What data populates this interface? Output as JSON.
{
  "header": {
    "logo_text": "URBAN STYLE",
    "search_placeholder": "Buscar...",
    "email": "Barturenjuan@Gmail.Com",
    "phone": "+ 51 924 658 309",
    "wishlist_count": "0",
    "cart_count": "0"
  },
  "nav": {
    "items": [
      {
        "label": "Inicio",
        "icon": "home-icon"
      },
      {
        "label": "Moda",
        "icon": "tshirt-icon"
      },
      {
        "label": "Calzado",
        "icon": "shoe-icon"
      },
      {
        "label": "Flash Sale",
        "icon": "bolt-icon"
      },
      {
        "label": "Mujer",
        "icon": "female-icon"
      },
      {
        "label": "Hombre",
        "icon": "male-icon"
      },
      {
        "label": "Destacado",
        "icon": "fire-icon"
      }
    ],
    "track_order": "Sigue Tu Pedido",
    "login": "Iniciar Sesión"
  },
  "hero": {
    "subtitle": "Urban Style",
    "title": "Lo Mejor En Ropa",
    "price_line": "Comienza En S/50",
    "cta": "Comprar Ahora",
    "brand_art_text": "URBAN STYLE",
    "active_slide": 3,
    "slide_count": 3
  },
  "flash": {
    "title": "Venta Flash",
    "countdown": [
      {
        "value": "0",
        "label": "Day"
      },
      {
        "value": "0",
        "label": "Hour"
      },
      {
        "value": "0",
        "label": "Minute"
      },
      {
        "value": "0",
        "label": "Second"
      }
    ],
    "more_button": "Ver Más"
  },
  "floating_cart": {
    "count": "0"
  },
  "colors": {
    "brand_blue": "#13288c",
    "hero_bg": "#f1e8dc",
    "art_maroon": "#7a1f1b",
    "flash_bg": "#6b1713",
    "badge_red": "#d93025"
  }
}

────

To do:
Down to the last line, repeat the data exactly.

Reply:
What data populates this interface? Output as JSON.
{
  "header": {
    "logo_text": "URBAN STYLE",
    "search_placeholder": "Buscar...",
    "email": "Barturenjuan@Gmail.Com",
    "phone": "+ 51 924 658 309",
    "wishlist_count": "0",
    "cart_count": "0"
  },
  "nav": {
    "items": [
      {
        "label": "Inicio",
        "icon": "home-icon"
      },
      {
        "label": "Moda",
        "icon": "tshirt-icon"
      },
      {
        "label": "Calzado",
        "icon": "shoe-icon"
      },
      {
        "label": "Flash Sale",
        "icon": "bolt-icon"
      },
      {
        "label": "Mujer",
        "icon": "female-icon"
      },
      {
        "label": "Hombre",
        "icon": "male-icon"
      },
      {
        "label": "Destacado",
        "icon": "fire-icon"
      }
    ],
    "track_order": "Sigue Tu Pedido",
    "login": "Iniciar Sesión"
  },
  "hero": {
    "subtitle": "Urban Style",
    "title": "Lo Mejor En Ropa",
    "price_line": "Comienza En S/50",
    "cta": "Comprar Ahora",
    "brand_art_text": "URBAN STYLE",
    "active_slide": 3,
    "slide_count": 3
  },
  "flash": {
    "title": "Venta Flash",
    "countdown": [
      {
        "value": "0",
        "label": "Day"
      },
      {
        "value": "0",
        "label": "Hour"
      },
      {
        "value": "0",
        "label": "Minute"
      },
      {
        "value": "0",
        "label": "Second"
      }
    ],
    "more_button": "Ver Más"
  },
  "floating_cart": {
    "count": "0"
  },
  "colors": {
    "brand_blue": "#13288c",
    "hero_bg": "#f1e8dc",
    "art_maroon": "#7a1f1b",
    "flash_bg": "#6b1713",
    "badge_red": "#d93025"
  }
}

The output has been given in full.